Applying to College


An ad for college help featured in a school brochure.

Chloe Beiriger, 21st Century Journalism

Students across the world are applying for college. Whether it’s finding the right time to apply, making sure you have all the requirements, getting credits or writing the actual application, all can be struggles during high school.

“Do it early. The earlier the better because that’s when the scholarships are available and that way you know as a student where you’re headed and what you need to get done,” 9th grade English teacher Tim Williams said.

For senior Anna Monro, who recently got accepted into Avila, she felt that she should’ve taken this advice.

“I probably should’ve starting applying a lot sooner than I did,” Monro said. “All I did was apply to one school and I got in and that was the one I wanted to go to. So if I could do it over again, I would apply either over the summer of junior year (going into senior year) or right when you hit senior year.”

When writing an application essay, make sure you put as much effort as possible into it. Even simple grammar mistakes can make a difference. College adviser Jasmin Morgan helps students out with troubles they may be experiencing with college applications and writing the essay.

“Proofreading is the biggest thing,” Morgan said. “Some students will write an essay, don’t proofread it and just submit it. There’s typos, grammatical errors, and those are things colleges look at. They can tell if you didn’t proofread your essay. They can clearly see that you didn’t take time to sit down and make sure you submitted a great piece of work.”

While someone should focus on proofreading, they shouldn’t fixate too much on the costs because there are always options available to help with money troubles. Most schools provide resources to students to help with money, like scholarships or financial aid.

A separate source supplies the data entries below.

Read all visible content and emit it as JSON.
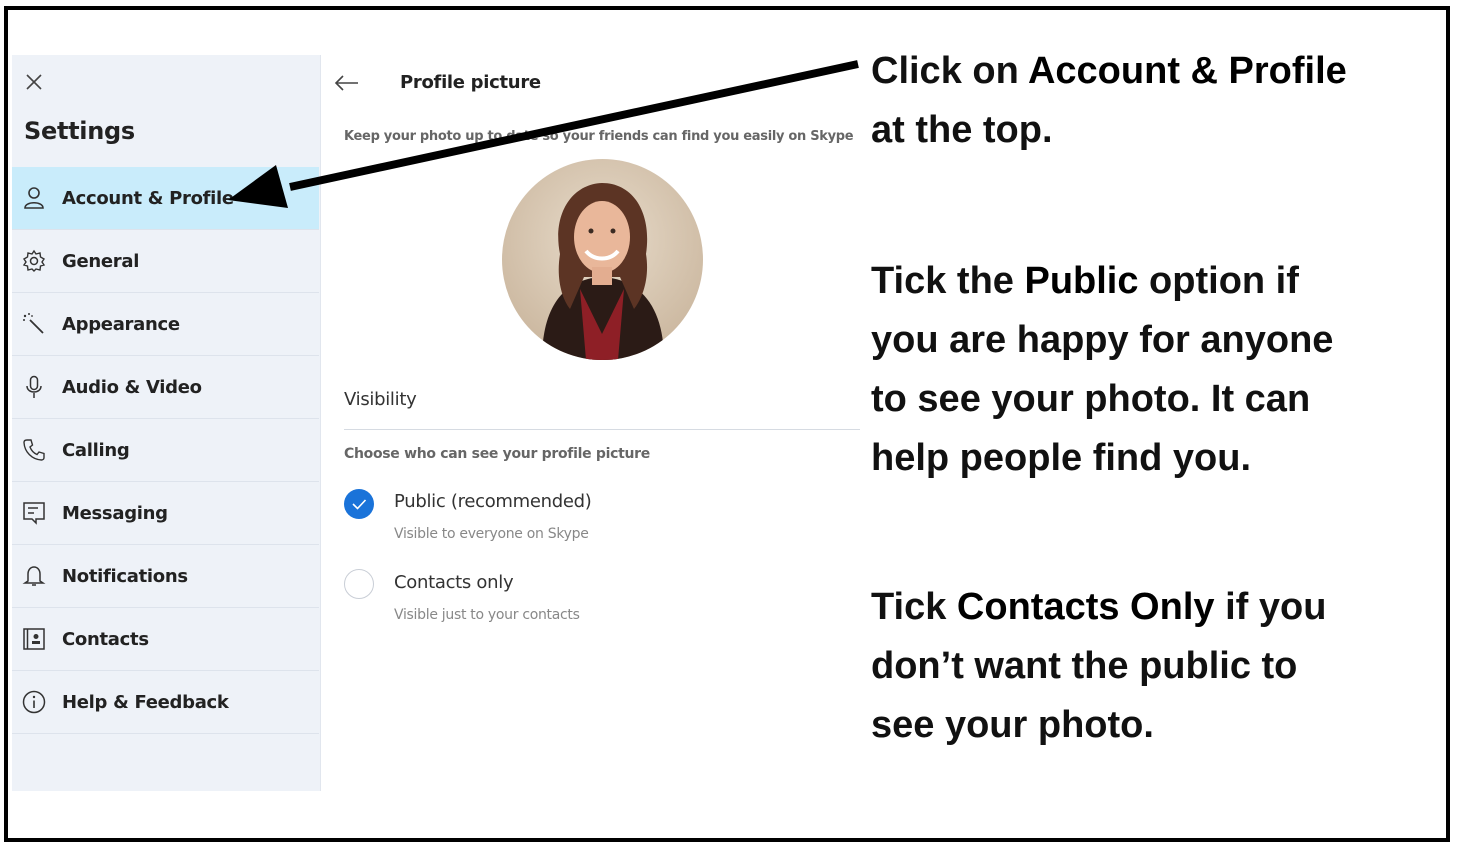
{
  "sidebar": {
    "title": "Settings",
    "items": [
      {
        "label": "Account & Profile",
        "icon": "person-icon",
        "active": true
      },
      {
        "label": "General",
        "icon": "gear-icon",
        "active": false
      },
      {
        "label": "Appearance",
        "icon": "magic-wand-icon",
        "active": false
      },
      {
        "label": "Audio & Video",
        "icon": "microphone-icon",
        "active": false
      },
      {
        "label": "Calling",
        "icon": "phone-icon",
        "active": false
      },
      {
        "label": "Messaging",
        "icon": "message-icon",
        "active": false
      },
      {
        "label": "Notifications",
        "icon": "bell-icon",
        "active": false
      },
      {
        "label": "Contacts",
        "icon": "contact-card-icon",
        "active": false
      },
      {
        "label": "Help & Feedback",
        "icon": "info-icon",
        "active": false
      }
    ]
  },
  "main": {
    "title": "Profile picture",
    "hint": "Keep your photo up to date so your friends can find you easily on Skype",
    "visibility": {
      "title": "Visibility",
      "hint": "Choose who can see your profile picture",
      "options": [
        {
          "label": "Public (recommended)",
          "sub": "Visible to everyone on Skype",
          "selected": true
        },
        {
          "label": "Contacts only",
          "sub": "Visible just to your contacts",
          "selected": false
        }
      ]
    }
  },
  "annotations": {
    "a1": {
      "p1": "Click on ",
      "b1": "Account & Profile",
      "p2": "at the top."
    },
    "a2": {
      "p1": "Tick the ",
      "b1": "Public",
      "p2": " option if",
      "l2": "you are happy for anyone",
      "l3": "to see your photo. It can",
      "l4": "help people find you."
    },
    "a3": {
      "p1": "Tick ",
      "b1": "Contacts Only",
      "p2": " if you",
      "l2": "don’t want the public to",
      "l3": "see your photo."
    }
  },
  "colors": {
    "accent": "#1a73d9",
    "active_bg": "#c9ecfb",
    "sidebar_bg": "#eef2f8"
  }
}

“Students with free or reduced lunch qualify for application fee waivers and they can get waivers for ACT exams as well,” Morgan said.

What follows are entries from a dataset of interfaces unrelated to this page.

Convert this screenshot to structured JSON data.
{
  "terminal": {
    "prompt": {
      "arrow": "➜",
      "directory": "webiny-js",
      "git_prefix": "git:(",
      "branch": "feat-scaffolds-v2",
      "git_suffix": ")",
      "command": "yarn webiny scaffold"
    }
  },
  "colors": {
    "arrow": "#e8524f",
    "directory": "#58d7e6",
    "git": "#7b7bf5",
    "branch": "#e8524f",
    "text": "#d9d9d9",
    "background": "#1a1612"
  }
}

For students not receiving benefits from free or reduced lunches, info is always available and students can get help from their counseling office or counselor at school.

When it comes to choosing a major, not everyone will take the same amount of time. For some, like Williams, they’ll know what they want to do right away.

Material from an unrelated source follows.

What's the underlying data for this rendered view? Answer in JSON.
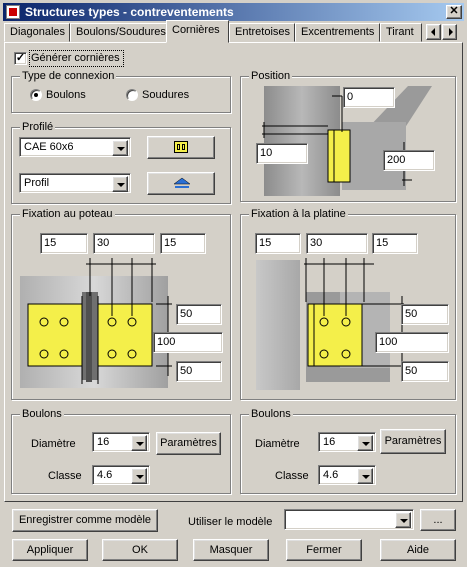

“Pretty much for my senior year in high school I figured I wanted to be an English teacher,” Williams said.  

For others, it may not come to them as quickly.

“It’s completely okay not to know what you want to do or have a plan. Thousands of students across the country go to college and have no idea what they want to do, you just gotta give it some time. So it’s completely OK not to know, you can still go to a four year and have all the benefits and enjoy it,” Morgan said.